Monday, July 6, 2015

A few things I've learned.

So much to say but little time to write it out! 

As a mother of five children, four basically grown with one entering his junior year of high school, I finally realize how overwhelming the task of raising a child is. (after 27 years I now have the time to think about it!) 

My dream as a child myself was to become a wife and mother; God graciously fulfilled those dreams for me. Shortly after becoming a mother I realized how much more my heart would desire, not for myself  but for my children. And once again God has shown Himself to be a God of goodness and provision.
Since I have finally had some down time, for the first time in months (since 2013 according to my last blog post!) it has all started to hit me. My children have grown up...two married to amazing men, one living independently, one desperately trying to figure out how to live independently and the last trying to figure out what he would like to do with his life! My goodness it’s not a lie, time really does fly!

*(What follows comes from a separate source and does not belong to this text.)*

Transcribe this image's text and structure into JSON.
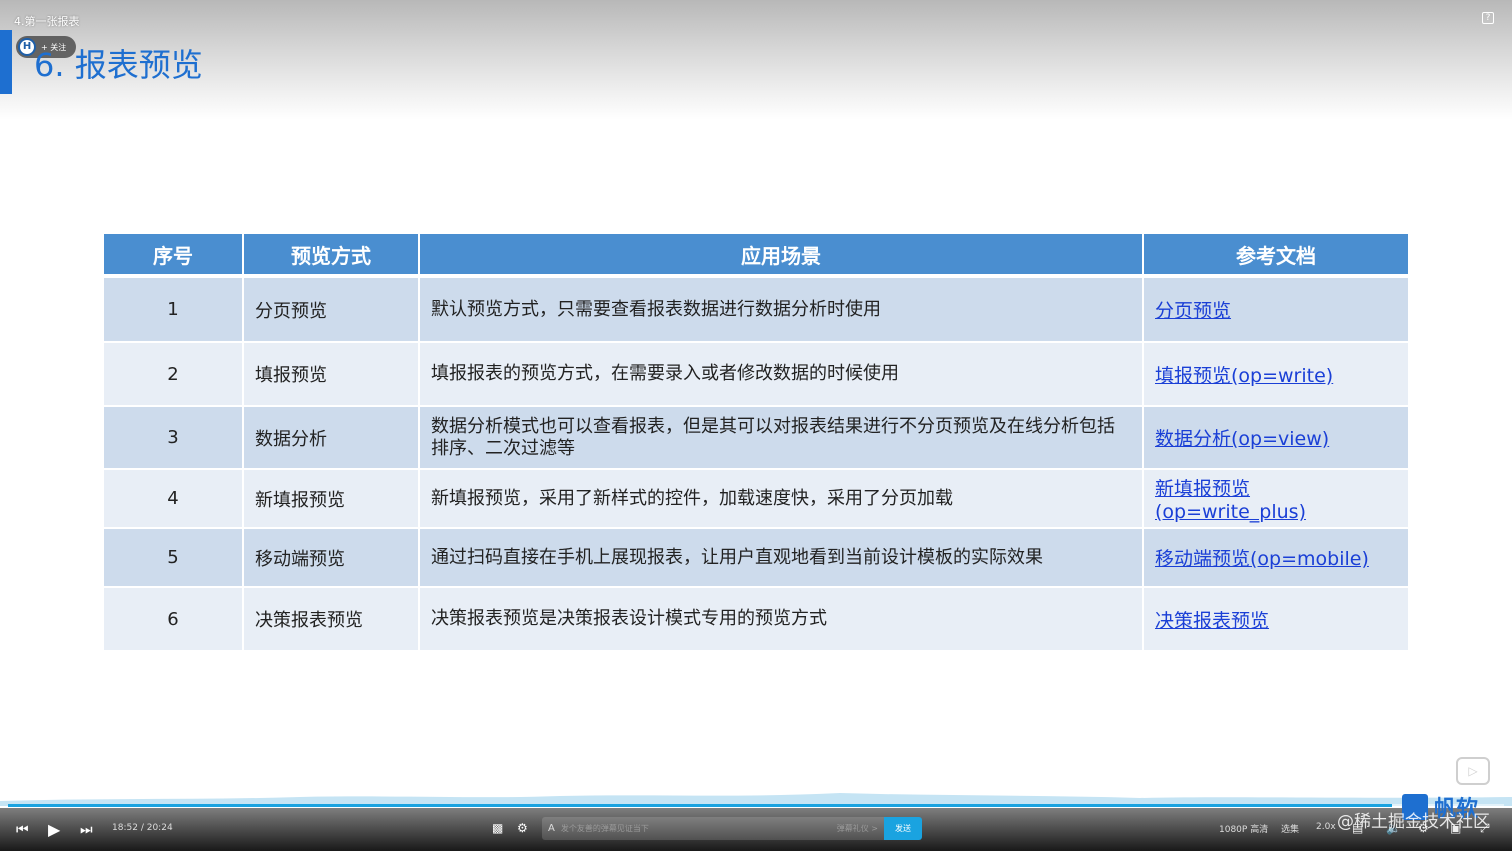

It hit me hard this morning when I read my daughter’s instagram post about her amazing husband taking care of her through a seizure she had due to low blood sugar.

It has been years since I have had to care for Lindsay’s chronic illness.  Diagnosed with Type I diabetes when she was eight years old. It was really hard to be told I would have to test her sugar 5-10 times a day, sometimes hourly throughout the night, make arrangements for her to have 2-3 types of insulin available to her at all times, syringes, blood monitors, testing strips, every two hours a snack and the most difficult thing for me was I had to give her shots many times in a day.  She was in the hospital for a week the first time, we had to call 911 on three occasions, we missed a family trip one time because she got low blood sugar and fell off of a kitchen stool and we had to call EMS. And one time I had to pick her up from school because her blood sugar was 32 (normal is between 80-120) she was pretty much comatose.  It was not easy! And throw into the mix all the activities and responsibilities of four other children! Just thinking of going through all of these things plus some is exhausting. But we did it!

In sharing this story I would really like to encourage parents. As parents when we are in the thick of these types of life situations it’s easy to give up and it’s easy to forget about the other important things that are going on around us. (And again as a reminder, Lindsay and her illness were just a portion of what was going on in our family and the seven different worlds we represented.) But I can honestly say, I would not change a thing.  Of course I wish that Lindsay didn’t have diabetes or that Courtney wasn’t born with a heart defect or that money wasn't tight most of the time. (it’s not cheap raising five kids!) But truthfully through it all God has given us a rich and blessed life.

"Anyone who meets a testing challenge head on and manages to stick it out is mighty fortunate. For such persons loyally in love with God, the reward is life and more life." {James 1:12}
Another point I would like to share with this story is although Lindsay had/has a chronic illness, I could not become a “hovering” mother.  I had to find a way to let her be a child, exploring, being away from me and encourage her to do what she wanted to do in life. 

My children may disagree so let me clarify, I am a very strict mother but I am not a hovering mother!  There is a difference.  There were many things my children were not permitted to do…go to school dances, watch PG13 movies (yes even when they were 13 and older), hang out (anywhere), go to new friends homes unless I knew the parents, date just for kicks and I am sure they could add more to this list! BUT my children were permitted to do A LOT! Travel (in and out of the country), attend concerts, hang out endlessly with people I knew, go to camp for as long as they wanted, have messy bedrooms and they never had a curfew!
 We need to let our children become adults, which means even when they have a chronic illness we have to eventually let them go.
Like I said, it hit me today that my prayers especially for Lindsay thus far have been answered.  Which is such an incredible reminder to me that I serve, worship and believe in a God that cares about the details of my life and the lives of my children.  I truthfully don’t know what I would have done had I not had God to lean on, to cry to, to complain to, to beg and to thank. It wasn’t easy letting my child go to camp for a week when she was eight (which is one place she also had a bout with low blood sugar) but I knew I had to let her have the same experiences (within reason) as other children were having. 

As you can see in Lindsay’s post about Jeff, she has married an incredible man, one that takes his relationship with God seriously and takes his commitment to my daughter seriously.  I think today, I have finally realized that my job as my daughter’s caregiver is done, I can no longer be right by her side orchestrating every move she makes to stay healthy (writing out directions so people know how to care for her, putting her snacks together, ordering all her supplies, talking to her doctors, ect..) But God has provided her with a husband that does not shy away from taking care of her.  I think he may know more about Type One diabetes than she does!

My position as mom has changed (at least for my daughters.)  My prayers for them are different now.  But because I have seen God’s provision thus far, I pray believing He still has their (and mine!) best interest in mind. 

Advice I can give has a seasoned mom of five. 

  • Be encouraged “The day’s are long but the years are short”
  • Don’t hover, but give thought-filled boundaries.
  • Pray believing God will provide physically, emotionally and spiritually.
  • Be grateful, it’s likely someone else has a more difficult situation than you.